Figs. 5, 6 and 7 illustrate a slightly different form of cylinder structure in which four cylinders |38 are connected as a unit. The ends of the cylinders are positioned in recesses |40 in end plates |42, which plates are drawn into pressure relation with the cylinders through the medium of bolts |44. The pistons |46 which correspond to the pistons I5 are connected with rods |48, which, in turn, are xedly connected with a head |50 connected with the rod |52 corresponding to the rod I8. The cylinders making up a unit are mounted upon a suitable truck |54. The construction of Figs. 5, 6 and '7 is of a faster freezing type, but in other respects the operation is the same and the units are the full equivalent of the cylinders previously described so far as the general arrangement within the set-up is concerned.

Without further elaboration, the foregoing will so fully explain my invention that others may, by applying current knowledge, readily adapt the same for use under various conditions of service.

I claim:

In a power generating system, an abutment, a pair of driven shafts rotatably journaled in a stationary support spaced from said abutment, sprockets on said shafts, a chain passing around said sprockets for driving the shafts in unison, one of said shafts constituting a power take-01T, a cylinder for containing liquid to be frozen arranged in abutting relation with said abutment, a piston in said cylinder normally spaced from its ends to provide a liquid containing chamber and an expansion chamber for the piston, a push rod connected with the piston and having a claw for engaging links of the chain, and resilient means interposed between the piston and one end of the cylider for holding the piston in its normal position against the weight of the liquid, but yielding upon freezing of the liquid for moving the push rod.
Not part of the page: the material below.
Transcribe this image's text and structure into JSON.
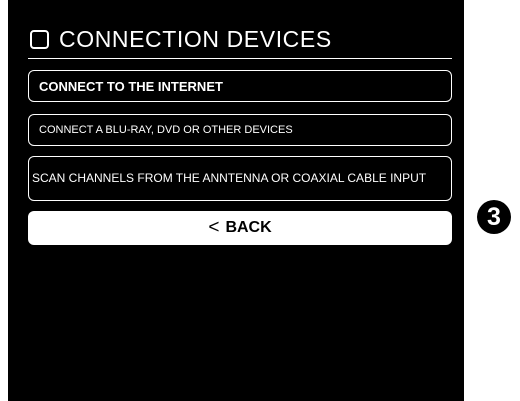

Referenced by
Citing PatentFiling datePublication dateApplicantTitle
US2815642 *Oct 21, 1955Dec 10, 1957Sherwood John FDevices for utilizing the thermal expansion of wax
US3083581 *Aug 16, 1957Apr 2, 1963Jamison Truman KPower generating system
US3361035 *Oct 24, 1965Jan 2, 1968J.L. Hunter RountreeAnchor chain retracting device
US3953973 *May 29, 1974May 4, 1976Cheng Chen YenHeat engine and heat pump utilizing a working medium undergoing solidification and melting operations
US4075845 *Mar 25, 1976Feb 28, 1978Milton Frank AllenFreeze/thaw power system
US4186558 *Apr 10, 1978Feb 5, 1980Kuo Sheafen FThermal conversion engine
US4341072 *Feb 7, 1980Jul 27, 1982Clyne Arthur JMethod and apparatus for converting small temperature differentials into usable energy
US5025627 *Sep 5, 1989Jun 25, 1991Schneider Edward TRemote controlled high force actuator
US5177969 *Apr 8, 1991Jan 12, 1993Schneider Edward TThermochemical actuation method and apparatus
US5419133 *Jan 11, 1993May 30, 1995Schneider; Edward T.High speed thermochemical actuator
US8191372 *Mar 11, 2006Jun 5, 2012Abhinav AggarwalSystem and method to generate environment-friendly power by tapping atmospheric cold
US9279418Jan 9, 2014Mar 8, 2016John A. SaavedraPower generating system utilizing ambient temperature
US20070209358 *Mar 11, 2006Sep 13, 2007Abhinav AggarwalSystem and method to generate environment-friendly power by tapping atmospheric cold
U.S. Classification60/527, 92/135, 92/140, 92/129, 74/166
International ClassificationF03G7/06
Cooperative ClassificationF03G7/06
European ClassificationF03G7/06